→ **Work to complete**:
Without the pictures, output the records below word for word.

Stored items from a collection
|---|
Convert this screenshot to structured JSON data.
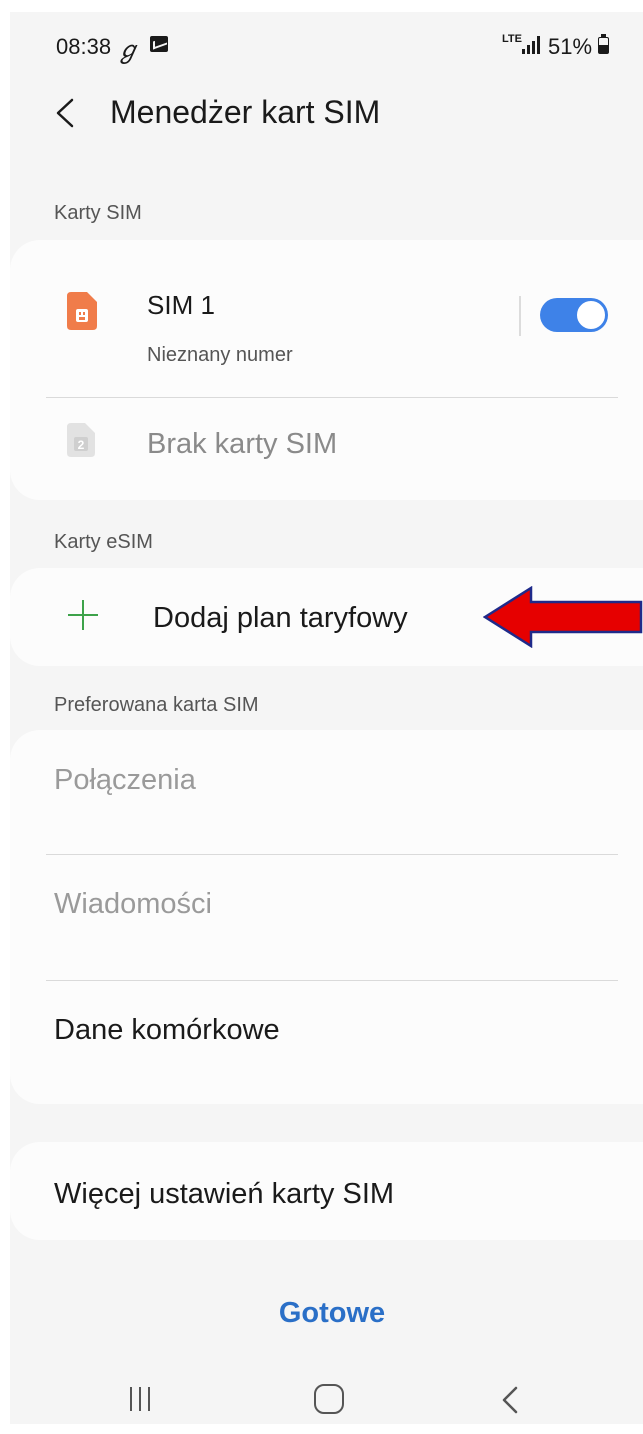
{
  "status_bar": {
    "time": "08:38",
    "g_icon": "g-pay-icon",
    "message_icon": "message-icon",
    "network_label": "LTE",
    "battery_percent": "51%"
  },
  "header": {
    "title": "Menedżer kart SIM",
    "back_icon": "chevron-left-icon"
  },
  "sim_cards": {
    "section_title": "Karty SIM",
    "sim1": {
      "name": "SIM 1",
      "subtitle": "Nieznany numer",
      "enabled": true,
      "icon_color": "#f07c4a"
    },
    "sim2": {
      "icon_digit": "2",
      "label": "Brak karty SIM"
    }
  },
  "esim": {
    "section_title": "Karty eSIM",
    "add_plan_label": "Dodaj plan taryfowy",
    "plus_color": "#3da24a"
  },
  "preferred_sim": {
    "section_title": "Preferowana karta SIM",
    "calls_label": "Połączenia",
    "messages_label": "Wiadomości",
    "mobile_data_label": "Dane komórkowe"
  },
  "more_settings": {
    "label": "Więcej ustawień karty SIM"
  },
  "footer": {
    "done_label": "Gotowe",
    "accent_color": "#2a6fc7"
  },
  "annotation": {
    "arrow_color": "#e60000"
  }
}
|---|
→ **Your solution**:
Convert this screenshot to structured JSON data.
{
  "status_bar": {
    "time": "08:38",
    "g_icon": "g-pay-icon",
    "message_icon": "message-icon",
    "network_label": "LTE",
    "battery_percent": "51%"
  },
  "header": {
    "title": "Menedżer kart SIM",
    "back_icon": "chevron-left-icon"
  },
  "sim_cards": {
    "section_title": "Karty SIM",
    "sim1": {
      "name": "SIM 1",
      "subtitle": "Nieznany numer",
      "enabled": true,
      "icon_color": "#f07c4a"
    },
    "sim2": {
      "icon_digit": "2",
      "label": "Brak karty SIM"
    }
  },
  "esim": {
    "section_title": "Karty eSIM",
    "add_plan_label": "Dodaj plan taryfowy",
    "plus_color": "#3da24a"
  },
  "preferred_sim": {
    "section_title": "Preferowana karta SIM",
    "calls_label": "Połączenia",
    "messages_label": "Wiadomości",
    "mobile_data_label": "Dane komórkowe"
  },
  "more_settings": {
    "label": "Więcej ustawień karty SIM"
  },
  "footer": {
    "done_label": "Gotowe",
    "accent_color": "#2a6fc7"
  },
  "annotation": {
    "arrow_color": "#e60000"
  }
}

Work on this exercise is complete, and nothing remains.